DeviceAnywhere lets devs play with 500 phones over the net

DeviceAnywhere is a company that wires cellphone hardware into servers, which are then accessible over the internet. Mainly used by software developers and for cross platform development, instead of buying all the phones you can just rent them and use them over the internet. Talk about the ultimate iPhone hack. Mobile Complete, a software-services company, has pulled an iPhone to pieces and lashed it to a remote-controlled server. Every input and output on the dissected iPhone is electrically hooked up to the net, providing access to would-be iPhone programmers over the web.

DeviceAnywhere is a company that wires cellphone hardware into servers, which are then accessible over the internet. Mainly used by software developers and for cross platform development, instead of buying all the phones you can just rent them and use them over the internet.

Talk about the ultimate iPhone hack. Mobile Complete, a software-services company, has pulled an iPhone to pieces and lashed it to a remote-controlled server. Every input and output on the dissected iPhone is electrically hooked up to the net, providing access to would-be iPhone programmers over the web.

“It’s all occurring electrically on the handset,” says Faraz Syed, CEO of Mobile Complete. “They are surprisingly reliable and robust, even though they look like we’ve cut them open and killed them.”

The service, called DeviceAnywhere, offers about a thousand disassembled cell phones of every description running 24/7 for real-time remote testing. It’s a boon to developers who must test their work cross-platform and cross-carrier, but are unwilling to spend a small fortune on handsets and contracts.

Read the full article at wired.com

0 Shares:
You May Also Like

10 Really Useful Flickr Grease Monkey Userscripts.

I'm sure a lot of people are familiar with the FireFox extension called GreaseMonkey. The extension allows you to manipulate the JavaScript present on any website you visit. For instance, if you want to displaying text is a specific way, you can. You can also change the colour or look of site with your own custom JavaScript.
9. Flickr Follow Comments - This useful script helps you to view images that you have commented on - but only those that interest you. If you are writing lots of comments every day you know how hard it is not to get distracted by the overload of images when you click “Comments You’ve made”. With this userscript you have 4 different options to see only certain types of comments.

Fastcgi and the dreaded aborted: select() failed

I was getting reports of "500 Internal Server Errors" on two of my web servers. And after further investigation it looks like it was related to the following error.

(4)Interrupted system call: FastCGI: comm with server "php-fastcgi.fcgi" aborted: select() failed

After doing some reasearch I stumbled upon the following patch.

http://groups.google.com/group/linux.debian.bugs.dist/browse_thread/thread/3de22bc415d3da02?pli=1

10 things that should be in Apple’s next Mac Pro

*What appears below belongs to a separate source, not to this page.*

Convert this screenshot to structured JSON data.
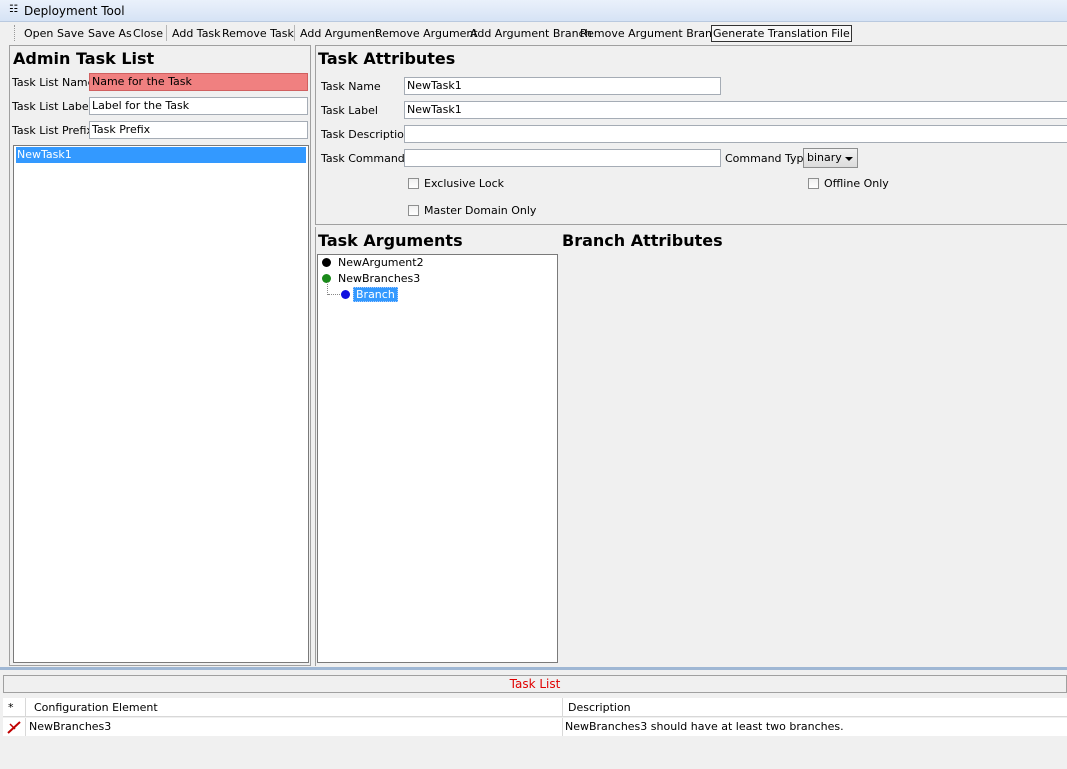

A lot of points they make do kinda conflict, asking for more for a lower price. However, there are a lot of good points. The points I agree on are ditching fireware for esata, and onboard raid controllers.
October 12, 2007 (Computerworld) -- The recent word from The Inquirer that Apple may be hoarding all of Intel's new 45nm Penryn processors -- and possibly paying for the privilege -- has prompted a lot of speculation about the future of Apple's Mac Pro desktop lineup. Apple's professional machines, which now use Intel Xeon Cloverton chips topping out at 3 GHz, are called workstations by Apple and offer quad- and eight-core configurations. They're fast, and they sport professional prices to match, with top-of-the-line eight-core units starting at $3,997. Read More

Underfunded NSA Suffers Brownouts

This is really funny, NSA employee's have problems trusting each other.
Underfunded NSA Suffers Brownouts - An anonymous reader writes "Almost ten years after the an internal report, and a year after a Baltimore sun story warned that the electrical system at the fort Meade NSA HQ couldn't keep up with the growing electricity demand ... the problem has got worse. The 'NSA has had to resort to partial, rolling brownouts at its computer farms and scheduled power outages and some offices are experiencing significant power disruptions'. NSA director Alexander testified to congress about this problem. It is suggested he wanted to add more than $800 million to the 07 budget. A recent public powerpoint presentation suggested 70% of of all intelligence spending goes to contractors. It also included a graph, without numbers, of this spending. It suggests that US intelligence spending is around $60 billion. An internal survey that showed NSA employees have problems trusting each other."

Read more of this story at Slashdot.

[Slasdot]